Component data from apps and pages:
»»
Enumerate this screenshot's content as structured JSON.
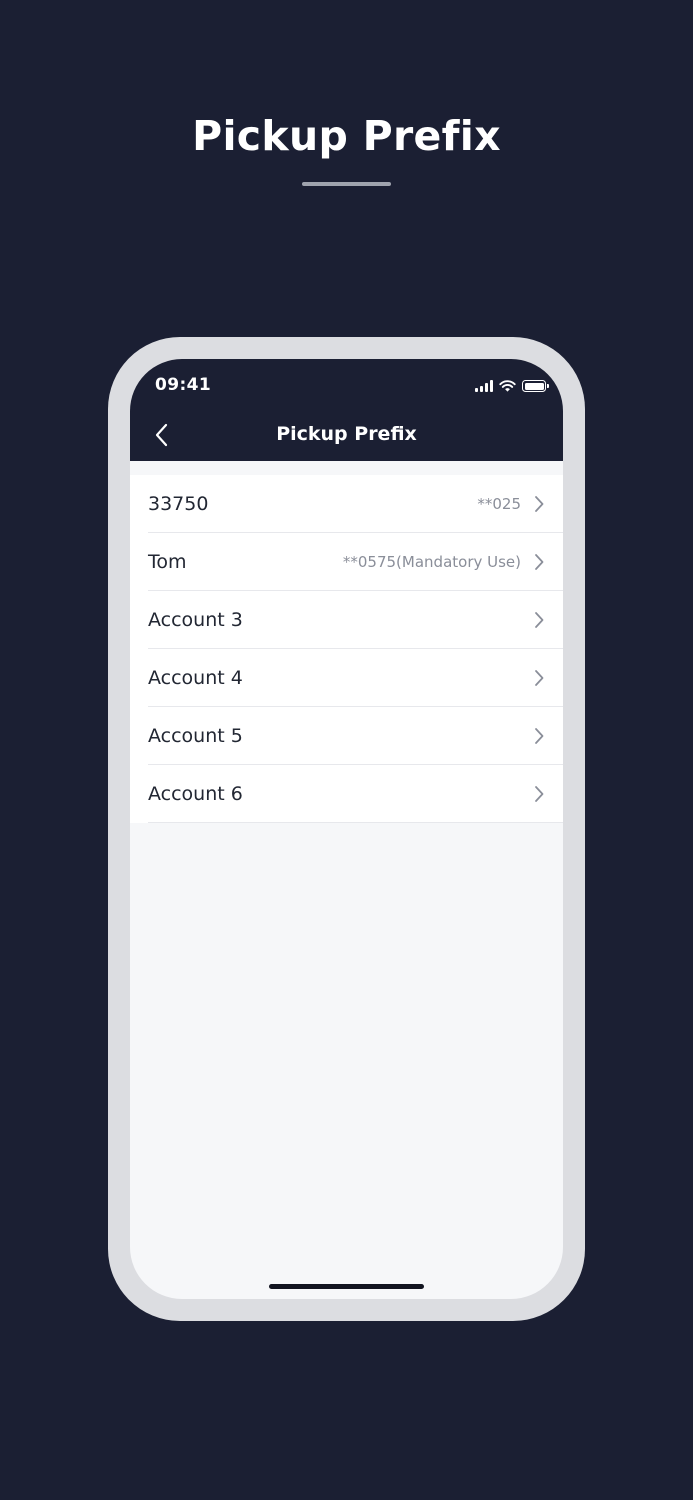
{
  "promo": {
    "title": "Pickup Prefix"
  },
  "status_bar": {
    "time": "09:41",
    "icons": [
      "signal-icon",
      "wifi-icon",
      "battery-icon"
    ]
  },
  "nav": {
    "title": "Pickup Prefix",
    "back_icon": "chevron-left-icon"
  },
  "accounts": [
    {
      "label": "33750",
      "value": "**025"
    },
    {
      "label": "Tom",
      "value": "**0575(Mandatory Use)"
    },
    {
      "label": "Account 3",
      "value": ""
    },
    {
      "label": "Account 4",
      "value": ""
    },
    {
      "label": "Account 5",
      "value": ""
    },
    {
      "label": "Account 6",
      "value": ""
    }
  ],
  "colors": {
    "background": "#1b1f33",
    "header": "#1b1f33",
    "list_background": "#ffffff",
    "screen_background": "#f6f7f9",
    "primary_text": "#222733",
    "secondary_text": "#8a8e99",
    "chevron": "#8a8e99"
  }
}
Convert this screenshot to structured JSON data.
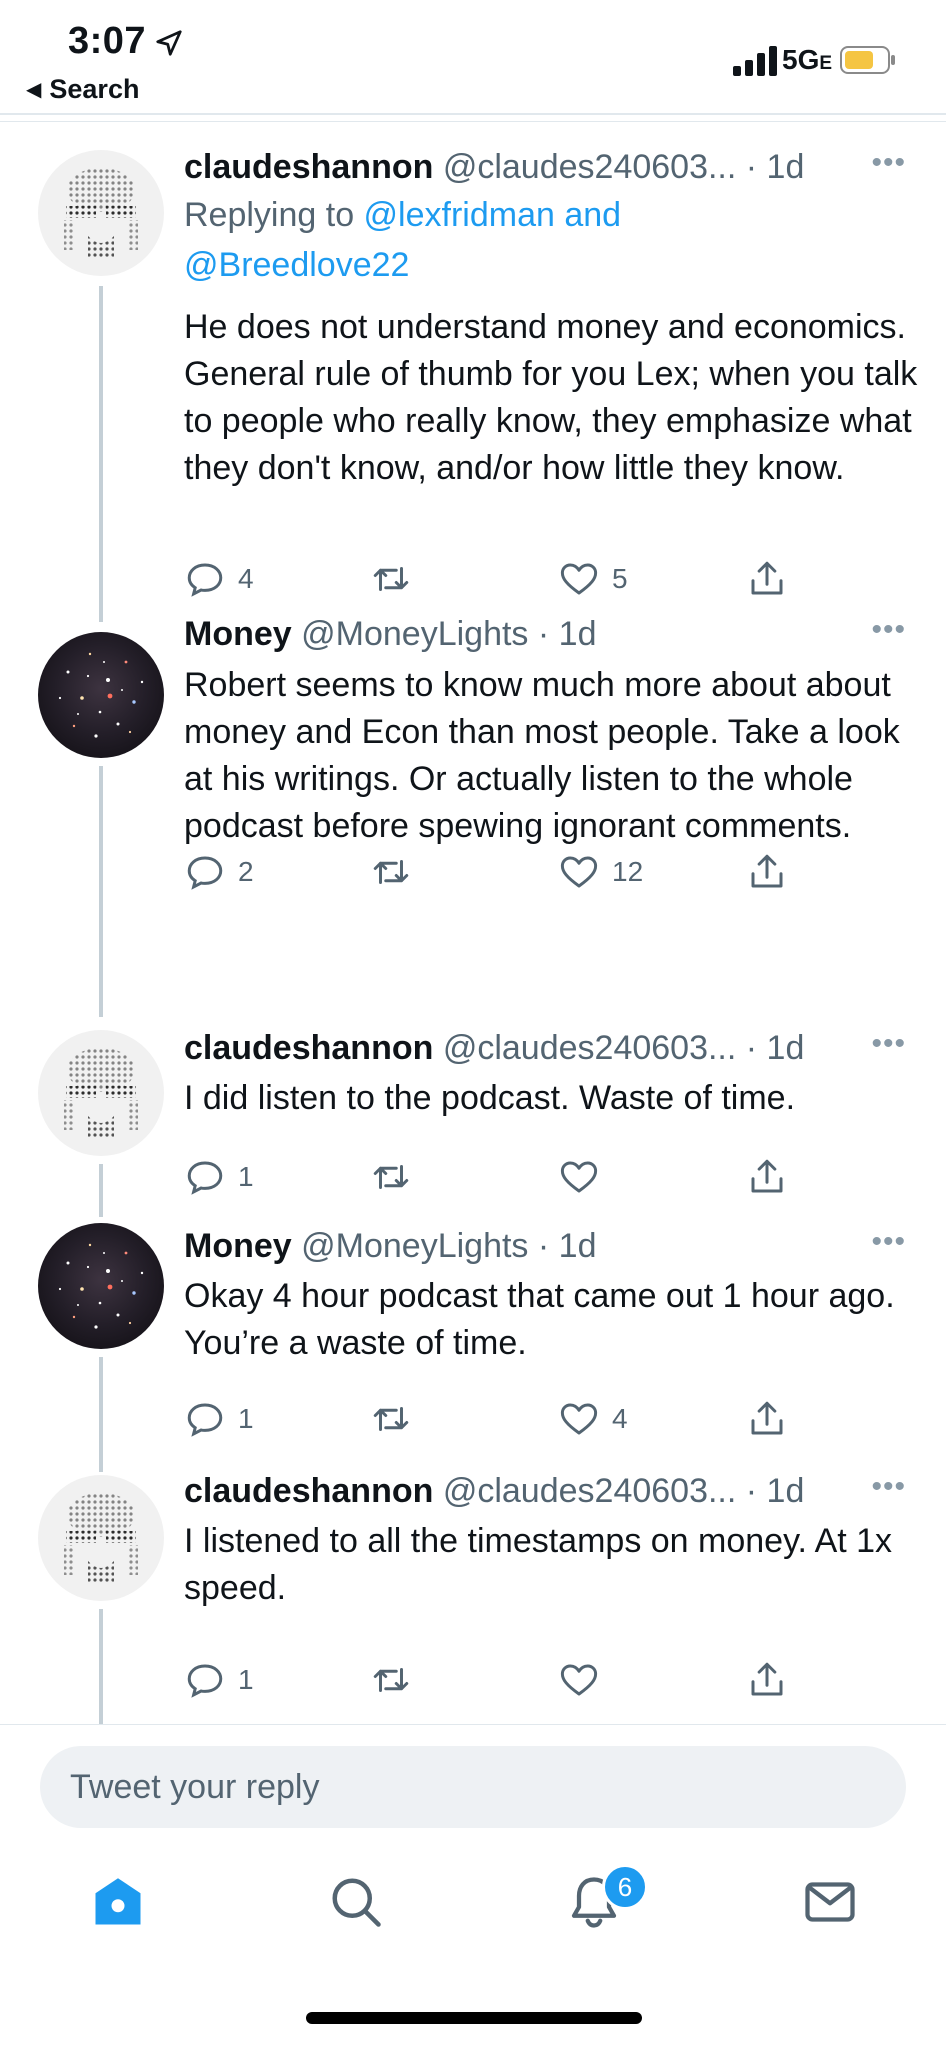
{
  "status_bar": {
    "time": "3:07",
    "back_label": "Search",
    "network": "5G",
    "network_suffix": "E"
  },
  "tweets": [
    {
      "name": "claudeshannon",
      "handle": "@claudes240603...",
      "time": "· 1d",
      "replying_prefix": "Replying to ",
      "replying_to_1": "@lexfridman and",
      "replying_to_2": "@Breedlove22",
      "text": "He does not understand money and economics. General rule of thumb for you Lex; when you talk to people who really know, they emphasize what they don't know, and/or how little they know.",
      "replies": "4",
      "retweets": "",
      "likes": "5"
    },
    {
      "name": "Money",
      "handle": "@MoneyLights",
      "time": "· 1d",
      "text": "Robert seems to know much more about about money and Econ than most people. Take a look at his writings. Or actually listen to the whole podcast before spewing ignorant comments.",
      "replies": "2",
      "retweets": "",
      "likes": "12"
    },
    {
      "name": "claudeshannon",
      "handle": "@claudes240603...",
      "time": "· 1d",
      "text": "I did listen to the podcast. Waste of time.",
      "replies": "1",
      "retweets": "",
      "likes": ""
    },
    {
      "name": "Money",
      "handle": "@MoneyLights",
      "time": "· 1d",
      "text": "Okay 4 hour podcast that came out 1 hour ago. You’re a waste of time.",
      "replies": "1",
      "retweets": "",
      "likes": "4"
    },
    {
      "name": "claudeshannon",
      "handle": "@claudes240603...",
      "time": "· 1d",
      "text": "I listened to all the timestamps on money. At 1x speed.",
      "replies": "1",
      "retweets": "",
      "likes": ""
    }
  ],
  "reply_box": {
    "placeholder": "Tweet your reply"
  },
  "tab_bar": {
    "notifications_badge": "6"
  },
  "colors": {
    "accent": "#1d9bf0",
    "text": "#0f1419",
    "secondary": "#536471",
    "thread_line": "#c4cfd6"
  },
  "icons": [
    "location-arrow-icon",
    "signal-icon",
    "battery-icon",
    "reply-icon",
    "retweet-icon",
    "like-icon",
    "share-icon",
    "more-icon",
    "home-icon",
    "search-icon",
    "bell-icon",
    "mail-icon"
  ]
}
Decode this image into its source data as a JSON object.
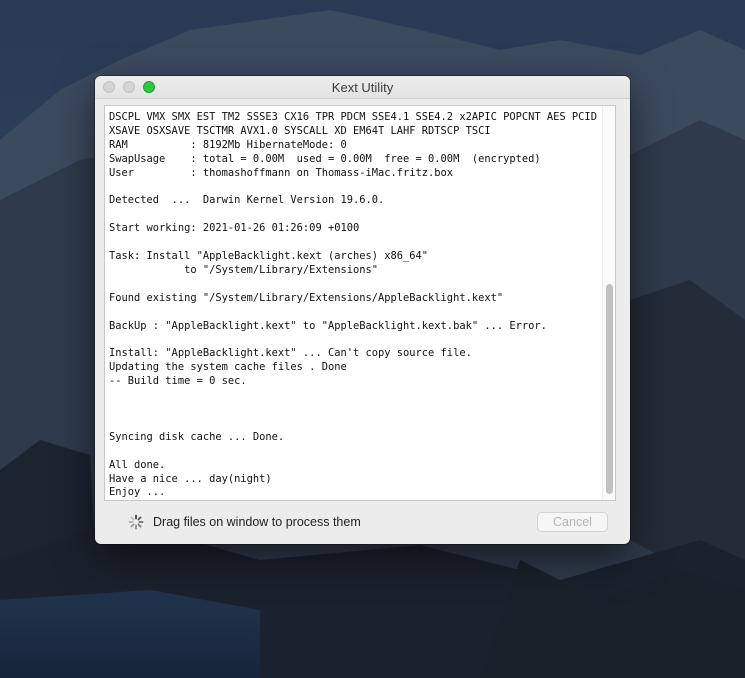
{
  "window": {
    "title": "Kext Utility",
    "status": "Drag files on window to process them",
    "cancel_label": "Cancel"
  },
  "log": {
    "lines": [
      "DSCPL VMX SMX EST TM2 SSSE3 CX16 TPR PDCM SSE4.1 SSE4.2 x2APIC POPCNT AES PCID",
      "XSAVE OSXSAVE TSCTMR AVX1.0 SYSCALL XD EM64T LAHF RDTSCP TSCI",
      "RAM          : 8192Mb HibernateMode: 0",
      "SwapUsage    : total = 0.00M  used = 0.00M  free = 0.00M  (encrypted)",
      "User         : thomashoffmann on Thomass-iMac.fritz.box",
      "",
      "Detected  ...  Darwin Kernel Version 19.6.0.",
      "",
      "Start working: 2021-01-26 01:26:09 +0100",
      "",
      "Task: Install \"AppleBacklight.kext (arches) x86_64\"",
      "            to \"/System/Library/Extensions\"",
      "",
      "Found existing \"/System/Library/Extensions/AppleBacklight.kext\"",
      "",
      "BackUp : \"AppleBacklight.kext\" to \"AppleBacklight.kext.bak\" ... Error.",
      "",
      "Install: \"AppleBacklight.kext\" ... Can't copy source file.",
      "Updating the system cache files . Done",
      "-- Build time = 0 sec.",
      "",
      "",
      "",
      "Syncing disk cache ... Done.",
      "",
      "All done.",
      "Have a nice ... day(night)",
      "Enjoy ..."
    ],
    "text": "DSCPL VMX SMX EST TM2 SSSE3 CX16 TPR PDCM SSE4.1 SSE4.2 x2APIC POPCNT AES PCID\nXSAVE OSXSAVE TSCTMR AVX1.0 SYSCALL XD EM64T LAHF RDTSCP TSCI\nRAM          : 8192Mb HibernateMode: 0\nSwapUsage    : total = 0.00M  used = 0.00M  free = 0.00M  (encrypted)\nUser         : thomashoffmann on Thomass-iMac.fritz.box\n\nDetected  ...  Darwin Kernel Version 19.6.0.\n\nStart working: 2021-01-26 01:26:09 +0100\n\nTask: Install \"AppleBacklight.kext (arches) x86_64\"\n            to \"/System/Library/Extensions\"\n\nFound existing \"/System/Library/Extensions/AppleBacklight.kext\"\n\nBackUp : \"AppleBacklight.kext\" to \"AppleBacklight.kext.bak\" ... Error.\n\nInstall: \"AppleBacklight.kext\" ... Can't copy source file.\nUpdating the system cache files . Done\n-- Build time = 0 sec.\n\n\n\nSyncing disk cache ... Done.\n\nAll done.\nHave a nice ... day(night)\nEnjoy ..."
  },
  "icons": {
    "close": "close-icon",
    "minimize": "minimize-icon",
    "zoom": "zoom-icon",
    "spinner": "spinner-icon"
  },
  "colors": {
    "zoom_button": "#2bc840",
    "disabled_text": "#b4b4b4",
    "desktop_sky": "#2d3d57"
  }
}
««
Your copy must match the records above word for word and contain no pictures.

Enumerate this screenshot's content as structured JSON.
{
  "promo": {
    "title": "Pickup Prefix"
  },
  "status_bar": {
    "time": "09:41",
    "icons": [
      "signal-icon",
      "wifi-icon",
      "battery-icon"
    ]
  },
  "nav": {
    "title": "Pickup Prefix",
    "back_icon": "chevron-left-icon"
  },
  "accounts": [
    {
      "label": "33750",
      "value": "**025"
    },
    {
      "label": "Tom",
      "value": "**0575(Mandatory Use)"
    },
    {
      "label": "Account 3",
      "value": ""
    },
    {
      "label": "Account 4",
      "value": ""
    },
    {
      "label": "Account 5",
      "value": ""
    },
    {
      "label": "Account 6",
      "value": ""
    }
  ],
  "colors": {
    "background": "#1b1f33",
    "header": "#1b1f33",
    "list_background": "#ffffff",
    "screen_background": "#f6f7f9",
    "primary_text": "#222733",
    "secondary_text": "#8a8e99",
    "chevron": "#8a8e99"
  }
}
Convert this screenshot to structured JSON data.
{
  "status_bar": {
    "time": "3:07",
    "back_label": "Search",
    "network": "5G",
    "network_suffix": "E"
  },
  "tweets": [
    {
      "name": "claudeshannon",
      "handle": "@claudes240603...",
      "time": "· 1d",
      "replying_prefix": "Replying to ",
      "replying_to_1": "@lexfridman and",
      "replying_to_2": "@Breedlove22",
      "text": "He does not understand money and economics. General rule of thumb for you Lex; when you talk to people who really know, they emphasize what they don't know, and/or how little they know.",
      "replies": "4",
      "retweets": "",
      "likes": "5"
    },
    {
      "name": "Money",
      "handle": "@MoneyLights",
      "time": "· 1d",
      "text": "Robert seems to know much more about about money and Econ than most people. Take a look at his writings. Or actually listen to the whole podcast before spewing ignorant comments.",
      "replies": "2",
      "retweets": "",
      "likes": "12"
    },
    {
      "name": "claudeshannon",
      "handle": "@claudes240603...",
      "time": "· 1d",
      "text": "I did listen to the podcast. Waste of time.",
      "replies": "1",
      "retweets": "",
      "likes": ""
    },
    {
      "name": "Money",
      "handle": "@MoneyLights",
      "time": "· 1d",
      "text": "Okay 4 hour podcast that came out 1 hour ago. You’re a waste of time.",
      "replies": "1",
      "retweets": "",
      "likes": "4"
    },
    {
      "name": "claudeshannon",
      "handle": "@claudes240603...",
      "time": "· 1d",
      "text": "I listened to all the timestamps on money. At 1x speed.",
      "replies": "1",
      "retweets": "",
      "likes": ""
    }
  ],
  "reply_box": {
    "placeholder": "Tweet your reply"
  },
  "tab_bar": {
    "notifications_badge": "6"
  },
  "colors": {
    "accent": "#1d9bf0",
    "text": "#0f1419",
    "secondary": "#536471",
    "thread_line": "#c4cfd6"
  },
  "icons": [
    "location-arrow-icon",
    "signal-icon",
    "battery-icon",
    "reply-icon",
    "retweet-icon",
    "like-icon",
    "share-icon",
    "more-icon",
    "home-icon",
    "search-icon",
    "bell-icon",
    "mail-icon"
  ]
}
Decode this image into its source data as a JSON object.
{
  "window": {
    "title": "Kext Utility",
    "status": "Drag files on window to process them",
    "cancel_label": "Cancel"
  },
  "log": {
    "lines": [
      "DSCPL VMX SMX EST TM2 SSSE3 CX16 TPR PDCM SSE4.1 SSE4.2 x2APIC POPCNT AES PCID",
      "XSAVE OSXSAVE TSCTMR AVX1.0 SYSCALL XD EM64T LAHF RDTSCP TSCI",
      "RAM          : 8192Mb HibernateMode: 0",
      "SwapUsage    : total = 0.00M  used = 0.00M  free = 0.00M  (encrypted)",
      "User         : thomashoffmann on Thomass-iMac.fritz.box",
      "",
      "Detected  ...  Darwin Kernel Version 19.6.0.",
      "",
      "Start working: 2021-01-26 01:26:09 +0100",
      "",
      "Task: Install \"AppleBacklight.kext (arches) x86_64\"",
      "            to \"/System/Library/Extensions\"",
      "",
      "Found existing \"/System/Library/Extensions/AppleBacklight.kext\"",
      "",
      "BackUp : \"AppleBacklight.kext\" to \"AppleBacklight.kext.bak\" ... Error.",
      "",
      "Install: \"AppleBacklight.kext\" ... Can't copy source file.",
      "Updating the system cache files . Done",
      "-- Build time = 0 sec.",
      "",
      "",
      "",
      "Syncing disk cache ... Done.",
      "",
      "All done.",
      "Have a nice ... day(night)",
      "Enjoy ..."
    ],
    "text": "DSCPL VMX SMX EST TM2 SSSE3 CX16 TPR PDCM SSE4.1 SSE4.2 x2APIC POPCNT AES PCID\nXSAVE OSXSAVE TSCTMR AVX1.0 SYSCALL XD EM64T LAHF RDTSCP TSCI\nRAM          : 8192Mb HibernateMode: 0\nSwapUsage    : total = 0.00M  used = 0.00M  free = 0.00M  (encrypted)\nUser         : thomashoffmann on Thomass-iMac.fritz.box\n\nDetected  ...  Darwin Kernel Version 19.6.0.\n\nStart working: 2021-01-26 01:26:09 +0100\n\nTask: Install \"AppleBacklight.kext (arches) x86_64\"\n            to \"/System/Library/Extensions\"\n\nFound existing \"/System/Library/Extensions/AppleBacklight.kext\"\n\nBackUp : \"AppleBacklight.kext\" to \"AppleBacklight.kext.bak\" ... Error.\n\nInstall: \"AppleBacklight.kext\" ... Can't copy source file.\nUpdating the system cache files . Done\n-- Build time = 0 sec.\n\n\n\nSyncing disk cache ... Done.\n\nAll done.\nHave a nice ... day(night)\nEnjoy ..."
  },
  "icons": {
    "close": "close-icon",
    "minimize": "minimize-icon",
    "zoom": "zoom-icon",
    "spinner": "spinner-icon"
  },
  "colors": {
    "zoom_button": "#2bc840",
    "disabled_text": "#b4b4b4",
    "desktop_sky": "#2d3d57"
  }
}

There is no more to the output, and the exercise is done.